"In general, there are not too many left-handed hitters that drive the ball to left in this ballpark," said coach Ron Roenicke, who positions the outfielders. "I'd rather him play for the line drive, but if a guy smokes it and hits it on a line, there is not much you can do."
Colon settled down to record a pair of strikeouts to open the second, but the Yankees once again generated a two-out rally. Derek Jeter flared a base hit to right and Colon then drilled Alex Rodriguez with a pitch, hitting the Yankees third baseman on his left side. Rodriguez fell to the ground in pain, but after a couple of minutes, he went to first.
Giambi followed with an RBI double to right and the Yankees took a 4-0 lead.
"Against any club, particularly a club like the Yankees have, you have to finish innings," Scioscia said. "You have to finish hitters; you have to finish innings. [Colon] started off the first couple of innings really sharp and he was making pitches. He just couldn't put Matsui away and then obviously Cano hit the ball over Anderson's head with two strikes."
Colon (0-1) allowed eight hits on the night while walking one and striking out six to take the loss.
Staring up at an early deficit, what offense the Angels did produce they couldn't translate into runs. Rivera singled to right off Yankees starter Mike Mussina with two out in the second and Finley pulled a double into the right-field corner. Rivera would have scored easily, but the ball hopped the wall for a ground-rule double to hold Rivera at third. Adam Kennedy's fly ball to left ended the inning.
As Colon struggled, Mussina excelled, limiting the Angels to five hits over 5 2/3 innings. The Yankees right-hander had little trouble on the night and was extended in just the second, when the Angels put runners at second and third with two out.
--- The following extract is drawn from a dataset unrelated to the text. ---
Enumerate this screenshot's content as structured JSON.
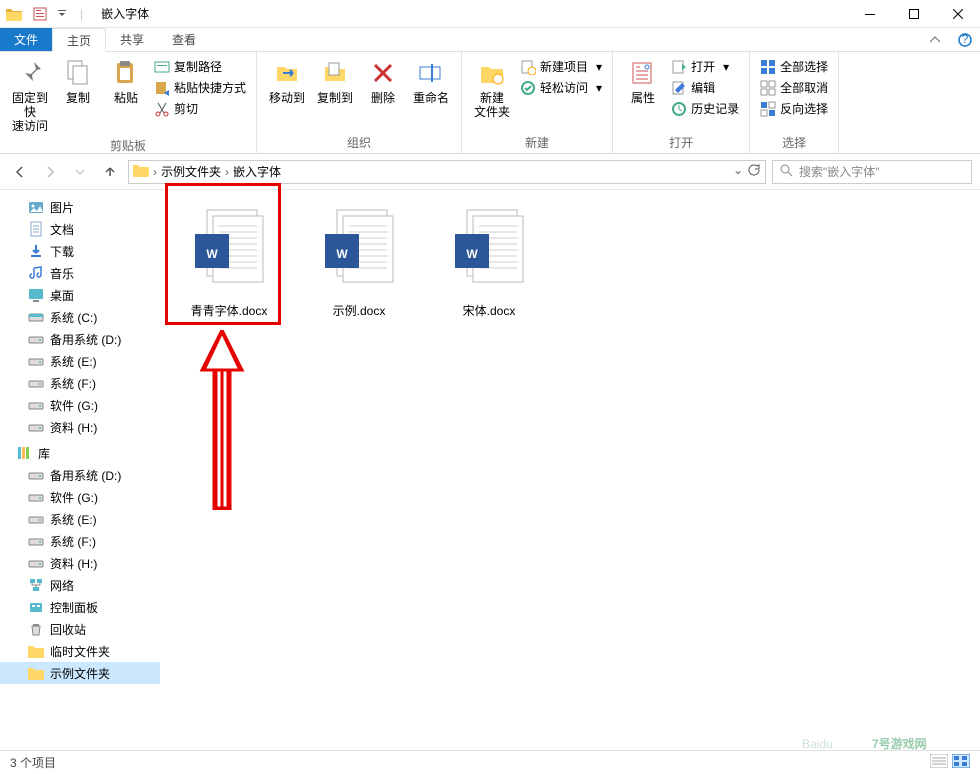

Mussina (1-0) did not walk a batter while striking out four to pick up the win, his seventh in 19 career postseason starts.
"He shut us down; he got command of his pitches, every single one of them," Cabrera said. "He's been around for a long time and his command was pretty good tonight."
Mike Scarr is a reporter for MLB.com. This story was not subject to the approval of Major League Baseball or its clubs.